Despite much publicity there are still a significant number of landlords and tenants that have disputes over the state of rental properties. Indeed as many as 40% of all rented homes in England are in poor condition. This is a popular time of year for many people to move house and a crucial part of that process is to carry out an inspection of the property before you enter into a tenancy agreement.
In the summer, when the weather is warm and dry, many of the defects with rented properties are hidden. They do not appear until late in the year when the temperature drops, it rains frequently and heating systems burst into life. It’s at this point that thousands of tenants report the onset of problems. These are commonly issues with damp and mould making living conditions very unpleasant. Then comes the onset of health problems. These can range from frequent colds to chest infections or longer-term problems like asthma. So how should tenants deal with this type of situation?

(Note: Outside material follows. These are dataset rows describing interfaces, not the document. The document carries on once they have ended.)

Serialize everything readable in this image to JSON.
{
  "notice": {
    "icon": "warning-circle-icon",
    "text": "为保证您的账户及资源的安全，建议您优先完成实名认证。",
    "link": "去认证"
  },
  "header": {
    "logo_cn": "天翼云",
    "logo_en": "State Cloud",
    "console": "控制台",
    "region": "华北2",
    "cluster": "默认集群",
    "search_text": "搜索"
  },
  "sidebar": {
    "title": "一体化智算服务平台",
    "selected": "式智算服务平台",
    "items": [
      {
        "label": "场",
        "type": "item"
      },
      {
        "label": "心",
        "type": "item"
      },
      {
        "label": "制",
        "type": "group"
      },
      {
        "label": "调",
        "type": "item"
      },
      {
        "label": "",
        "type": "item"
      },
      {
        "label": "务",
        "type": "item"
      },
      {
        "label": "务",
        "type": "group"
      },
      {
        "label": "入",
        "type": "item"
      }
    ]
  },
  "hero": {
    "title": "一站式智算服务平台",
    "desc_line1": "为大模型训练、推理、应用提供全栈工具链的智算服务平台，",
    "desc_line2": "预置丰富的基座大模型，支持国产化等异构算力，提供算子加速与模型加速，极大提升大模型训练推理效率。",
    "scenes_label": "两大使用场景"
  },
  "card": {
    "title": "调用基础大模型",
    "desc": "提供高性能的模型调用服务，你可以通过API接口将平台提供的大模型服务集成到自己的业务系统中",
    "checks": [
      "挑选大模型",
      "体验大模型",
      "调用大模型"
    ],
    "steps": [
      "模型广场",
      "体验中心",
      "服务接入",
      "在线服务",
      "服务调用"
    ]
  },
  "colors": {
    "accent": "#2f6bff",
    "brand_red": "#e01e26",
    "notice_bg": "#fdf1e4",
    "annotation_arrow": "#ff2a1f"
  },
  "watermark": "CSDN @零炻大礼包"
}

Landlords and Tenants – Legal Obligations
Landlords and tenants are governed by many laws and the reasons are obvious. Keeping a property in a safe and habitable condition is good for both sides. The Landlord and Tenant Act 1985 has an implied duty that a property must be fit for human habitation. It also means at the start and throughout the tenancy period! If you are a tenant and you suffer ill health through living in poor conditions is there anything you can do? The answer is YES!
Report any problems with damp or mould to the landlord or their agents. Do this as soon as the problem appears. If you can complain in writing and keep copies of all your letters. If you report the problems by telephone make a note of when you made them. Take photographs. Take more photographs and show the affected areas in the property on a regular basis. Make sure that the photographs show the date on which they were taken. This is good evidence. If you or any of the occupants become unwell seek medical advice promptly. The reasons are two-fold. Prompt treatment reduces long term problem and a record in your medical notes is more good evidence. Give the landlord or the Lettings Agents a reasonable period of time to rectify the problems. If that fails seek legal advice but this should always be a last resort.
These steps are absolutely crucial! In any subsequent claim for compensation we need to be able to cross a number of hurdles. That the landlord had a duty of care to provide you with a safe environment in which to live. did they fail in this duty? Were they aware of the problems? Did you suffer as a result? Did you tell your GP? Do we have photographic evidence that support our allegations? Ultimately we need to show that your deteriorating health can be clearly linked to the conditions in which you are living. Sounds simple enough and it should be.
Your home should be somewhere to feel safe. There is help available if rogue landlords fail to carry out their legal obligations and taking advice early is the key. This could prevent months of misery and numerous visits to the GP. Follow these steps and you might avoid living with a chronic illness that could have been prevented by early intervention. Landlords and tenants might have different views on these issues. The key of course is finding common ground and professional negotiation.